The famous Morgan Stanley analyst, Michael Wilson, published a report about his observations, highlighting an interrelationship and similarity in their movements. The forward price to earnings ratio is calculated by dividing the total market capitalization of a stock to the projected company earnings for the next fiscal year.
Wilson wrote in his report, “While we do not expect this relationship to continue to hold so tightly we do think it will be hard for price-to-earnings to move significantly higher or lower without a commensurate move in the digital currency.”
Bitcoin may be in its nascent stage at the moment, but analysts have already begun comparing its movement with the stock market. Importantly though, the two assets could not be any different. Bitcoin is a cryptocurrency, while the S&P 500 is an index of the top 500 traded public companies. Equity researchers have pointed out how bitcoin and S&P 500 both hit highs around the same time in Dec. 2017 and then also underwent a major correction since the start of 2018.
Similarities in the Price Charts (Bitcoin/Stocks)
However, there could also be completely different reasons for their rise and correction. Buoyed by the corporate tax rate cut announced by President Trump, stocks began rallying as investors expected better earnings and more efficient allocation of saved capital. The excitement didn’t last long though, as the Federal Reserve raised interest rates and flushed out some of the capital in the equity markets. Bitcoin, after a tremendous rally in 2017, has since cooled off and is down by more than 50 percent from its record high.

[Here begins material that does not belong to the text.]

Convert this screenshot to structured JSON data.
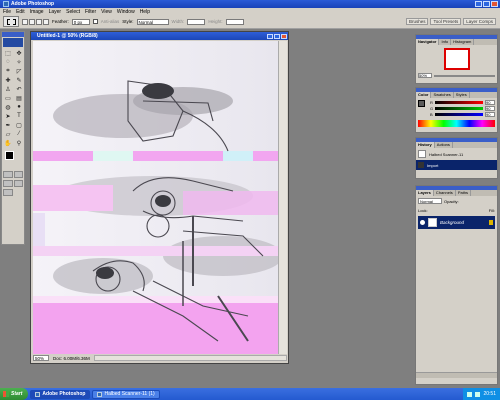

A major reason for the correction of the cryptocurrency market can be the action of financial regulators across the globe. Despite that, world finance leaders at the G20 Summit in Argentina stated that there was a need to regulate cryptocurrencies.
Nevertheless, investors need to be cautious as reports indicating a relation between cryptocurrencies and the stock market grows with each passing day. Speaking about the similarities in the price charts and other observed patterns between bitcoin and the stock market. Fundstrat Global Advisors’ Tom Lee told CNBC:
“It (bitcoin price graph) could easily look like a chart that looks like the S&P because both had a parabolic move and then subsequently gave back some of these gains.”
His remarks came to light in the wake of a big sell-off that occurred in the equity markets Feb. 2018. He also acknowledged that “the connection between the two is really limited.”
“Cryptocurrencies have their own economy based on activity on that blockchain. Equities have their own economy based on earnings per share multiples. The institutional overlap is essentially zero,” Lee continued. He concluded by warning investors to be cautious and not invest in cryptocurrencies or the stock market expecting them to move in the same direction all the time.